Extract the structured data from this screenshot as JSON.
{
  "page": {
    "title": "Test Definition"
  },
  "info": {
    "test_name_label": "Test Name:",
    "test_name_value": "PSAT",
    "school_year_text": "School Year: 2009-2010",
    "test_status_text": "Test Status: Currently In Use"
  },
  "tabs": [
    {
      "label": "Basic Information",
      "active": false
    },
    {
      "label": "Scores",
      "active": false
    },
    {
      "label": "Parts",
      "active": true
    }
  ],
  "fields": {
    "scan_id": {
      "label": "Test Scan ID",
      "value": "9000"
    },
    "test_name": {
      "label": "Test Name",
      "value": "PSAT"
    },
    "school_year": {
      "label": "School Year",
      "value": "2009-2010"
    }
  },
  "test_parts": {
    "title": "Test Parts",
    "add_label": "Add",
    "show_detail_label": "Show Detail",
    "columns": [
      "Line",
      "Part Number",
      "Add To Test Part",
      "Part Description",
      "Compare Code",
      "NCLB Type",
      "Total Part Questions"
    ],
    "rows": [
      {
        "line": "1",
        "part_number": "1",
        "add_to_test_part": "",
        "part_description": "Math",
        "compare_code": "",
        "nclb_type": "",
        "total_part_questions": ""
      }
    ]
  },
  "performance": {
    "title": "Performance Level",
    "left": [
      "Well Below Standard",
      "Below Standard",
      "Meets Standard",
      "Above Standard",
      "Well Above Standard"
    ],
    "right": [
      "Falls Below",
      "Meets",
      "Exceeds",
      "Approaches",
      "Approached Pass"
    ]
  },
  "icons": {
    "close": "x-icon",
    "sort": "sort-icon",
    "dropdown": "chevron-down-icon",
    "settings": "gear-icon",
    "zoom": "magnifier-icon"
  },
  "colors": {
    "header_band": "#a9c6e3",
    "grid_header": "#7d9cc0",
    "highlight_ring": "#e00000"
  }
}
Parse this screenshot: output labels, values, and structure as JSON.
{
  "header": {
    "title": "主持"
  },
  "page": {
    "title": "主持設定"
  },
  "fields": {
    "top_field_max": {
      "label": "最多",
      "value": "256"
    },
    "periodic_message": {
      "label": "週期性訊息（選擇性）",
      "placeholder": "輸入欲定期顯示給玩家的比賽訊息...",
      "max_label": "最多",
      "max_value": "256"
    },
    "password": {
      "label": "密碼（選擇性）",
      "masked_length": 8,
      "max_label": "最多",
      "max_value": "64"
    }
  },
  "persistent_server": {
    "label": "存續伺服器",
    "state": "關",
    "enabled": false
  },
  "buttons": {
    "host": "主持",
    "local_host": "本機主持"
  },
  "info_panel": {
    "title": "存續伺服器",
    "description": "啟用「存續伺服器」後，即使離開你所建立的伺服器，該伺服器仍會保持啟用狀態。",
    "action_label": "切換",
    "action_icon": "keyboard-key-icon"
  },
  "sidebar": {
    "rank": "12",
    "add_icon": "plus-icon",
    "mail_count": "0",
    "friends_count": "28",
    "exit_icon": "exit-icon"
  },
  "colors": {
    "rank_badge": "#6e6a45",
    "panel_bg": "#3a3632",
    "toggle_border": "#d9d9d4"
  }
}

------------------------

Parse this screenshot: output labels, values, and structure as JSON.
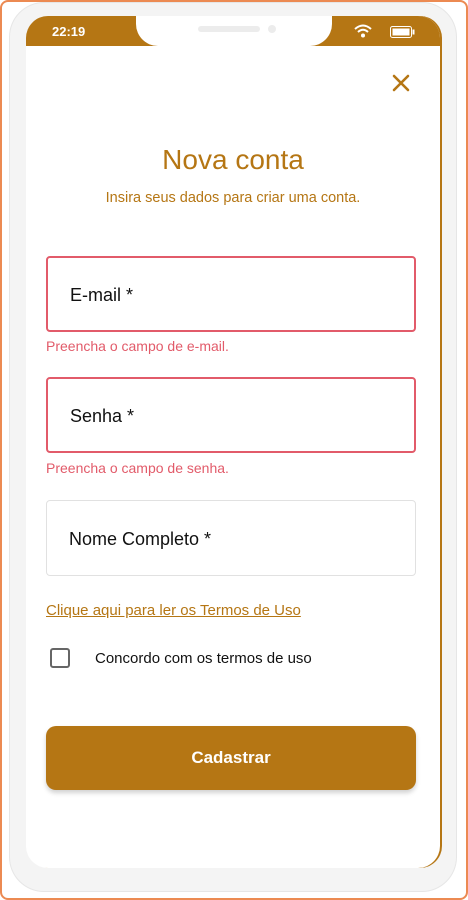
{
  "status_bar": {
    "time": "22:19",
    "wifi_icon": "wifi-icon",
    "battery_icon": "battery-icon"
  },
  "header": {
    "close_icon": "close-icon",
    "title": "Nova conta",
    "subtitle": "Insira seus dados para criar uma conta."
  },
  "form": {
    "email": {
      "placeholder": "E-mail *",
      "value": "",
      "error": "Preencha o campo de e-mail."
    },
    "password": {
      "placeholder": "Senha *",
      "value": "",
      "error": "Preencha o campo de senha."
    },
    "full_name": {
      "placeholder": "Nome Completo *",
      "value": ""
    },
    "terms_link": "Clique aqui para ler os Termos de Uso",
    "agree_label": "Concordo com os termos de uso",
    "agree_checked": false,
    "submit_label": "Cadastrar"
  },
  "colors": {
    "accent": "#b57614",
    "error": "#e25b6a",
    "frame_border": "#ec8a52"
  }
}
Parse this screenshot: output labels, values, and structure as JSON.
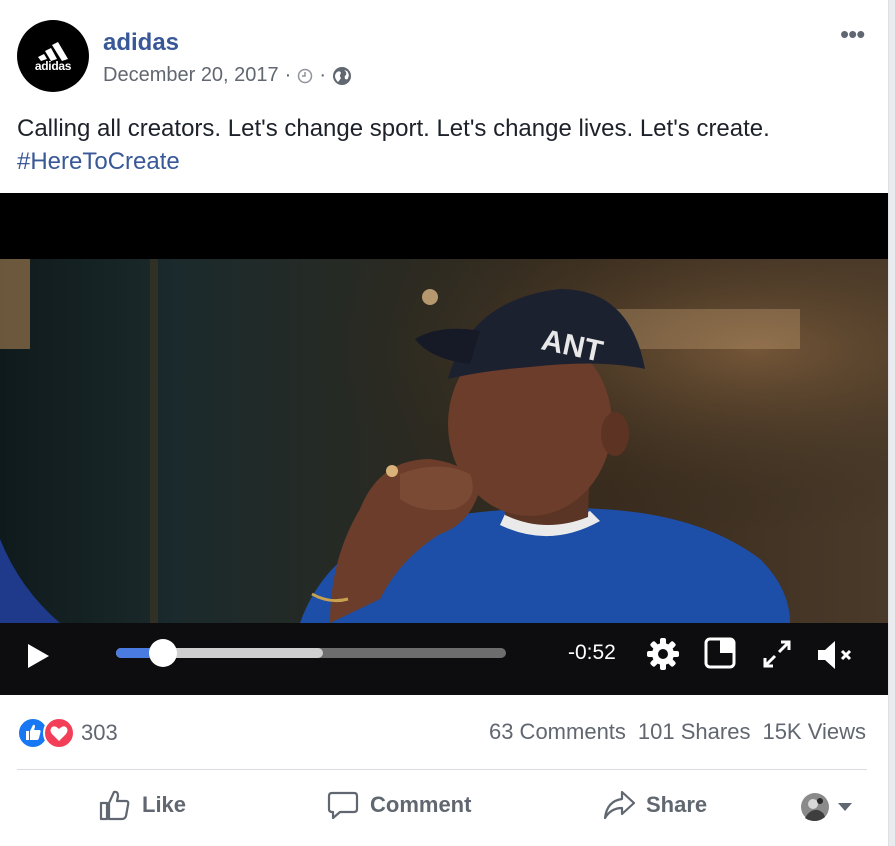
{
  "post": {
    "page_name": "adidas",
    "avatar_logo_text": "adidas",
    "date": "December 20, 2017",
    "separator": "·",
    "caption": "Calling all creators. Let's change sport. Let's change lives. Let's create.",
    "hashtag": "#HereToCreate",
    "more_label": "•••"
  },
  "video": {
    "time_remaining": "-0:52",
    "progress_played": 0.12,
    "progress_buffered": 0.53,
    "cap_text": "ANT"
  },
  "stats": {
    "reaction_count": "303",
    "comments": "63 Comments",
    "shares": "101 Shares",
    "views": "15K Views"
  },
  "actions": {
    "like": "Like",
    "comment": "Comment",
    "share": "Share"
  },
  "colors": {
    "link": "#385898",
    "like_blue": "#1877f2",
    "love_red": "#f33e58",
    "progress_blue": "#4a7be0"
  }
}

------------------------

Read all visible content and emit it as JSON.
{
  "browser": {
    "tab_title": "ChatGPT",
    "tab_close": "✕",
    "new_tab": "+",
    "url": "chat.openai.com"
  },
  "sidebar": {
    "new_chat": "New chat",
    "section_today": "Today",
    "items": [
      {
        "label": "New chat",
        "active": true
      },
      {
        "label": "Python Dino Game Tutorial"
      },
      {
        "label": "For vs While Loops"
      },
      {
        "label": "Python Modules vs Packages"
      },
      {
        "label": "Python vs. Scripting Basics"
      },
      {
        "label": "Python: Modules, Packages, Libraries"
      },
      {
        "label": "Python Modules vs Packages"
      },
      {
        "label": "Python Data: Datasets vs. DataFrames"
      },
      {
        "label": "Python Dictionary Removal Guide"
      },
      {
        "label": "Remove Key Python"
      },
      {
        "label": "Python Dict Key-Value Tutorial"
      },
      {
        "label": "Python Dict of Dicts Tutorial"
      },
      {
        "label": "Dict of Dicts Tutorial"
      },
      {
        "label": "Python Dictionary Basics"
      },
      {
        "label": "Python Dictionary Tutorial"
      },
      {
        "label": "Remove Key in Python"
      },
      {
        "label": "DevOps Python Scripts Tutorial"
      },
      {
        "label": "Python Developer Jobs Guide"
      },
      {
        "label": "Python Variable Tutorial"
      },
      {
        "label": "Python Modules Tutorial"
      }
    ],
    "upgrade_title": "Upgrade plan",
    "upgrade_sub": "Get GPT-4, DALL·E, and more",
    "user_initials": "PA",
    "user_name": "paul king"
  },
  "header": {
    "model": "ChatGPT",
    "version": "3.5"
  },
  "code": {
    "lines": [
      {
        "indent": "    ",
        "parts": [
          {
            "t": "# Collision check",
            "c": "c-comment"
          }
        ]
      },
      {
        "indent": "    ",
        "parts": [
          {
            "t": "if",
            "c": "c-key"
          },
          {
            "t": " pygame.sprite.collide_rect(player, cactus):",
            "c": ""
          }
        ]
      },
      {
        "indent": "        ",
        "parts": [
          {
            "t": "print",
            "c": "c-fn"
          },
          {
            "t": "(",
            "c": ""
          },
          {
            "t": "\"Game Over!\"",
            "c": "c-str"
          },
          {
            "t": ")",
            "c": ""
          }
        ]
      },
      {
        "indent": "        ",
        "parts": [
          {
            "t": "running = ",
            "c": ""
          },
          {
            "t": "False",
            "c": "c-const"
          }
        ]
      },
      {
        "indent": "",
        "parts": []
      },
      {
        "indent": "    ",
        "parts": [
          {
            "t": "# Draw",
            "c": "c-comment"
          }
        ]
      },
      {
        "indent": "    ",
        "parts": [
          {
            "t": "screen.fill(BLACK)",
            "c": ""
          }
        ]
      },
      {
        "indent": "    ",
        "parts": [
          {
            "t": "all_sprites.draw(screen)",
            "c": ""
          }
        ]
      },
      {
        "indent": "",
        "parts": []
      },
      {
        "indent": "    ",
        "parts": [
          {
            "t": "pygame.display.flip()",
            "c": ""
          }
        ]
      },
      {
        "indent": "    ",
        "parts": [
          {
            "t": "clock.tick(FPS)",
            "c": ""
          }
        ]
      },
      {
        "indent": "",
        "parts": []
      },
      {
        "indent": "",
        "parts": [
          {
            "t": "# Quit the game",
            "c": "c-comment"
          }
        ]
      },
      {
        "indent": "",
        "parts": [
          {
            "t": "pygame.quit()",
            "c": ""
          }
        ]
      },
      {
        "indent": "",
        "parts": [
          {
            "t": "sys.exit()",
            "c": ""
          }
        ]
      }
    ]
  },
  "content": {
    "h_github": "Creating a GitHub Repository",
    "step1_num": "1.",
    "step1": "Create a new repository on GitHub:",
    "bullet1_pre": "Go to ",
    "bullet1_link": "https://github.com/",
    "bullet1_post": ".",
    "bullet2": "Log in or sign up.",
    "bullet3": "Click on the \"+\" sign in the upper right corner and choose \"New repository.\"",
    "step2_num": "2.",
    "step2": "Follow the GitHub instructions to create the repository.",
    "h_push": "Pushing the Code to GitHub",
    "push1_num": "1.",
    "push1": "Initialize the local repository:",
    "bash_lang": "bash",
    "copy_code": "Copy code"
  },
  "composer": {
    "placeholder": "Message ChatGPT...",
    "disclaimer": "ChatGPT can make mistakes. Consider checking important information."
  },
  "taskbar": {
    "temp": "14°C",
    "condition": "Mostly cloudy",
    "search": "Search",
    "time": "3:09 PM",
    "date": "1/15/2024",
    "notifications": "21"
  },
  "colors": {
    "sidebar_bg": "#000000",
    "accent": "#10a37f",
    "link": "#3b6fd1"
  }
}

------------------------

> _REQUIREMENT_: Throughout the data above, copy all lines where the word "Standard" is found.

> _RESULT FOR THIS TASK_:
      "Well Below Standard",
      "Below Standard",
      "Meets Standard",
      "Above Standard",
      "Well Above Standard"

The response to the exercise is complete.